As a kid, profanity was forbidden and especially so in front of Mom. I suffered a language learning disability, so during my early years my breath smelled like Zest or Lava depending on the vulgarity of my lipslip. Back then, Mom did not realize feeding me soap was damaging my selfesteem, but I have forgiven her. I vividly remember the afternoon decades later, when my younger brother, Blaine, shot out a Lava-worthy word. He was in his twenties, so could safely outrun Mom with her bar of soap and here is what happened.

We were inseminating an embryo transfer, donor cow who was so gentle she meandered the barnyard at will. Blaine was pushing her into the chute and rather than zap her with a hot shot, he thrust his shoulder above her udder to manhandle her to the head catch. She locked her front legs and quietly chewed her cud. She was having a great day and as Blaine strained the sweat poured from beneath his hatband. Exasperated and exhausted, he shot upright, smacked her backside and screamed, “you f---ing whore!” I froze. Mom froze. The dog froze. The cow turned, looked at Blaine and chuckled. Everyone knew this was an epic moment and I will leave the story right here.

Over time, language etiquette has changed. Hollywood and social media use the f-word like a comma even though it is neither proper nor poetic. Children raised in today’s electronic vortex mimic this profanity without notice. For example, David Hogg, the 17-year-old, leftist, poster child from Florida, instinctively punctuates his public rants with the f-word. When he boasted he knows better how to run our “f---ing democracy” than elected officials, the word froze me in my tracks—not the f-word, the d-word. Mr. Hogg, we are not a “f---ing democracy,” we are a constitutional republic. You should not vote until you understand the difference.

In a constitutional republic the rule of law reigns supreme with government guaranteeing the natural rights of the minority even when it is a minority of a single citizen.

The Constitution limits the pathological growth of government. In a democracy, right or wrong is established by mob rule and once the populace discovers they can vote themselves goodies from the treasury, government grows malignantly.
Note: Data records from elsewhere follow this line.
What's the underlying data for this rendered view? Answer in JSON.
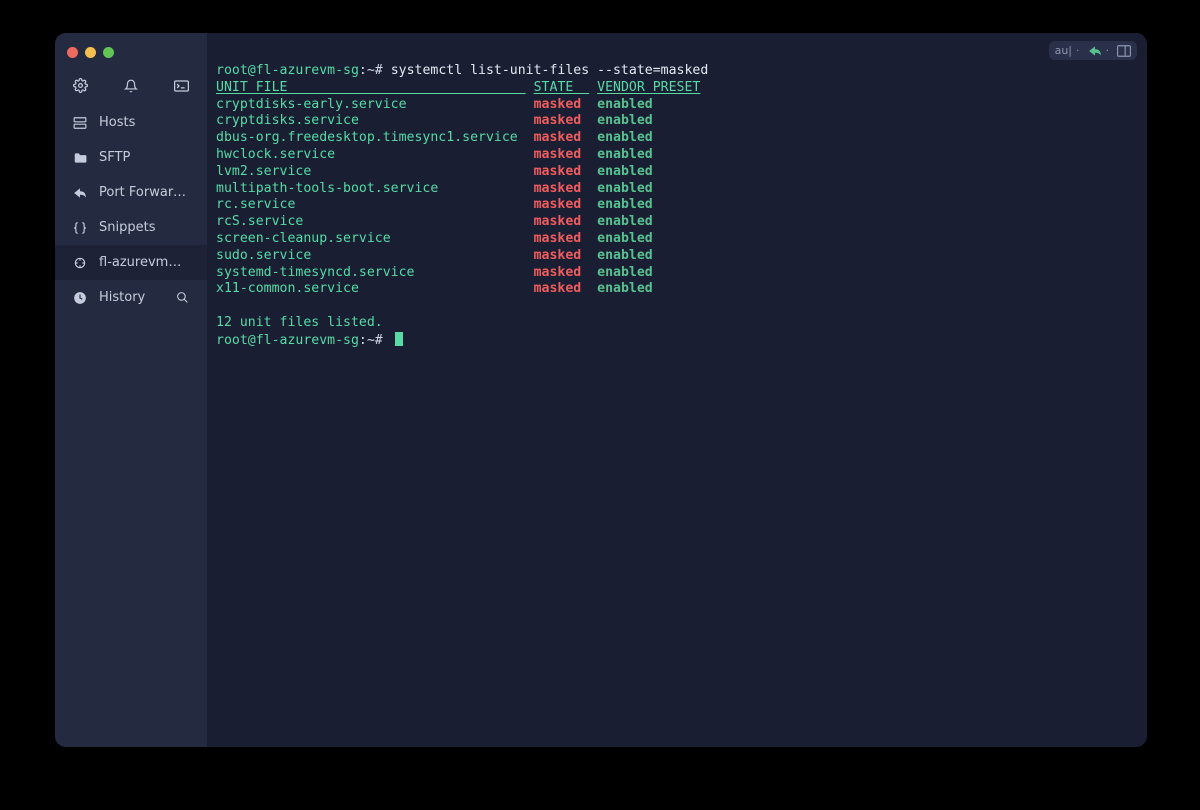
{
  "sidebar": {
    "items": [
      {
        "label": "Hosts"
      },
      {
        "label": "SFTP"
      },
      {
        "label": "Port Forwarding"
      },
      {
        "label": "Snippets"
      },
      {
        "label": "fl-azurevm…"
      },
      {
        "label": "History"
      }
    ]
  },
  "topbar": {
    "tag": "au|"
  },
  "terminal": {
    "prompt_user_host": "root@fl-azurevm-sg",
    "prompt_tail": ":~#",
    "command": "systemctl list-unit-files --state=masked",
    "headers": {
      "unit": "UNIT FILE",
      "state": "STATE",
      "preset": "VENDOR PRESET"
    },
    "rows": [
      {
        "unit": "cryptdisks-early.service",
        "state": "masked",
        "preset": "enabled"
      },
      {
        "unit": "cryptdisks.service",
        "state": "masked",
        "preset": "enabled"
      },
      {
        "unit": "dbus-org.freedesktop.timesync1.service",
        "state": "masked",
        "preset": "enabled"
      },
      {
        "unit": "hwclock.service",
        "state": "masked",
        "preset": "enabled"
      },
      {
        "unit": "lvm2.service",
        "state": "masked",
        "preset": "enabled"
      },
      {
        "unit": "multipath-tools-boot.service",
        "state": "masked",
        "preset": "enabled"
      },
      {
        "unit": "rc.service",
        "state": "masked",
        "preset": "enabled"
      },
      {
        "unit": "rcS.service",
        "state": "masked",
        "preset": "enabled"
      },
      {
        "unit": "screen-cleanup.service",
        "state": "masked",
        "preset": "enabled"
      },
      {
        "unit": "sudo.service",
        "state": "masked",
        "preset": "enabled"
      },
      {
        "unit": "systemd-timesyncd.service",
        "state": "masked",
        "preset": "enabled"
      },
      {
        "unit": "x11-common.service",
        "state": "masked",
        "preset": "enabled"
      }
    ],
    "summary": "12 unit files listed.",
    "col_widths": {
      "unit": 39,
      "state": 7
    }
  }
}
Equality of opportunity beams in a constitutional republic, whereas equality of outcome is the hallmark of majority rule. In the former, your bounty is limited only by your talent, ambition and willingness to risk. In the latter, your bounty is confiscated by government to be redistributed to those with no talent, ambition or willingness to risk, less a small postage and handling fee for the ruling class.

Throughout history, greed of the ruling class and their minions has collapsed every democracy in two centuries and America’s journey away from a constitutional republic began in the early 1900s.
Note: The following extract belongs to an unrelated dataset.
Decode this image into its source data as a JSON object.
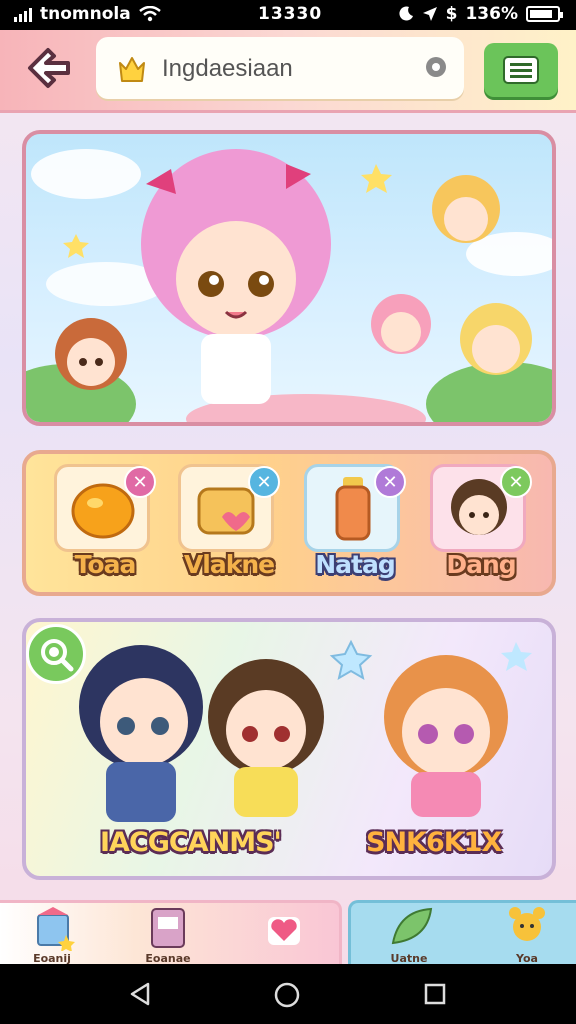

The next 70 years will determine freedom’s fate. What say you?

Krayton Kerns is veterinarian in Laurel, Mont., and a former Republican representative in the Montana State Legislature. He can be reached at drkerns@ .